Two fairs, annually on 23 April and 25 July, and a weekly Friday market, were granted in 1618. The market was held on the green, where Front Street meets the main road, and the base and shaft of the former market cross can still be seen. The market and one fair had been discontinued by the end of the 18th century, but one annual fair remained, and was noted for the sale of brass, pewter and toys. Cattle fairs were held from 1846 until the early years of the 20th century.[1]

The fields were inclosed in 1764. Land tax records of the 18th and 19th centuries give the impression of a village of smaller landholders.

The Quorn and Fernie hunts had stables in the village.[1]

There was a parish workhouse in the village by 1776.[1] Billesdon became the centre of a new poor law union in 1835, and a new workhouse at the west of the village, with an entrance from Coplow Lane opened in 1846.[3] The building became a military hospital in the First World War.[1]

The Old School

The old school, which still stands in the village, was erected by William Sharpe of Rolleston as a free school for the parish.> It was also used for vestry meetings. The National School and master's house were built in 1875.[1]


Billesdon has several amenities including two public houses: the 'Queens Head',[4] situated on Church Street, and 'The New Greyhound Inn',[5] situated in the Market Place. There is also a village store, a hairdresser, and a doctors' surgery.[6] On Church Street there is a post office and on 'Leicester Road' there is a garage. There is a mobile butcher and a mobile fishmonger who each visit once a week. A mobile chipshop visits twice a week. There is a fire station.[7] The Coplow Centre[8] is Billesdon's own leisure centre featuring multi purpose sports area, and a concert hall. The Centre has various events taking place throughout the year such as drama productions, entertainment evenings, sports, etc. The church is St John the Baptist. There is an FM transmitter, on Life Hill close to Tilton on the Hill at Lord Morton's Covert[9] wood at Sludge Hall.

The parish church and religious nonconformity[]

There was a church here by 1162, which had been given to Leicester Abbey by William de Syfrewast. The present ironstone building comprises a nave, north and south aisles, chancel, tower and spire. The base of the tower and the north wall of the arcade were probably both built before 1250; the upper stages of the tower and the spire are from the later 13th-century; the north aisle may have been rebuilt in the 14th century; the chancel was rebuilt in the 15th century.When John Throsby visited in 1790 he found the 'principal aisle' was 'crowded with two shabby galleries, not unlike two large pigeon boxes stuck against a wall'. The south aisle was built in 1864, when traces of an earlier south aisle were found, which no one then alive could remember. The old box pews, galleries and high pulpit were taken away in 1864, when the church was restored.[1]
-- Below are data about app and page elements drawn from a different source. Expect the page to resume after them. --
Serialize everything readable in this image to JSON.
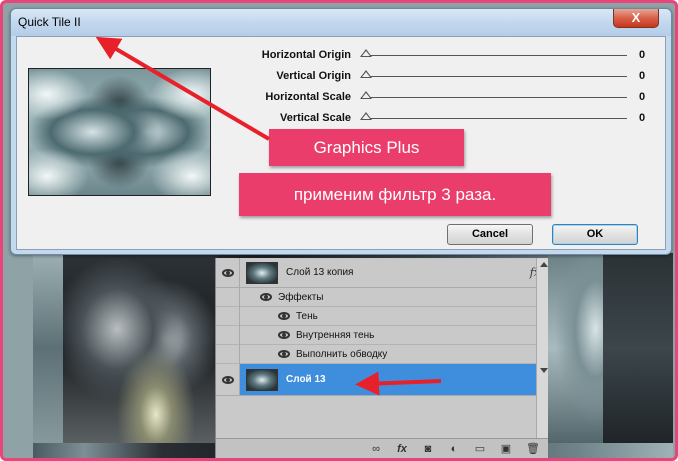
{
  "dialog": {
    "title": "Quick Tile II",
    "close_label": "X",
    "sliders": [
      {
        "label": "Horizontal Origin",
        "value": "0"
      },
      {
        "label": "Vertical Origin",
        "value": "0"
      },
      {
        "label": "Horizontal Scale",
        "value": "0"
      },
      {
        "label": "Vertical Scale",
        "value": "0"
      }
    ],
    "cancel_label": "Cancel",
    "ok_label": "OK"
  },
  "callouts": {
    "plugin_name": "Graphics Plus",
    "instruction": "применим фильтр 3 раза."
  },
  "layers": {
    "copy_layer_name": "Слой 13 копия",
    "fx_label": "fx",
    "effects_label": "Эффекты",
    "effects": [
      "Тень",
      "Внутренняя тень",
      "Выполнить обводку"
    ],
    "selected_layer_name": "Слой 13",
    "bottom_icons": [
      "link-icon",
      "fx-icon",
      "mask-icon",
      "adjustment-icon",
      "folder-icon",
      "new-layer-icon",
      "trash-icon"
    ],
    "bottom_glyphs": [
      "∞",
      "fx",
      "◙",
      "◐",
      "▭",
      "▣",
      "🗑"
    ]
  },
  "colors": {
    "callout": "#ea3d6b",
    "arrow": "#e8202a",
    "selected_layer": "#3f8ede",
    "frame": "#e8457a"
  }
}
Billesdon Church, with ridge and furrow in foreground

Very detailed arrangements were agreed for the payment of tithes to the vicar in the 17th and 18th centuries, including that he was entitled to the tithes of corn and hay on enclosed land only if the closes showed no signs of ridge and furrow.[1]

The earliest record of Protestant nonconformity is from 1719. A General Baptist chapel was built in 1812. A congregation of Particular Baptists formed in 1820. The Salem Chapel in West Lane was built in 1846 for the Particular Baptists and the Independents. A Wesleyan Chapel was built by 1854.[1]

The Church of England vicar of Billesdon is responsible for other nearby parish churches including those of Goadby and Noseley.


External links[]

This page uses content from the English language Wikipedia. The original content was at Billesdon. The list of authors can be seen in the page history. As with this Familypedia wiki, the content of Wikipedia is available under the Creative Commons License.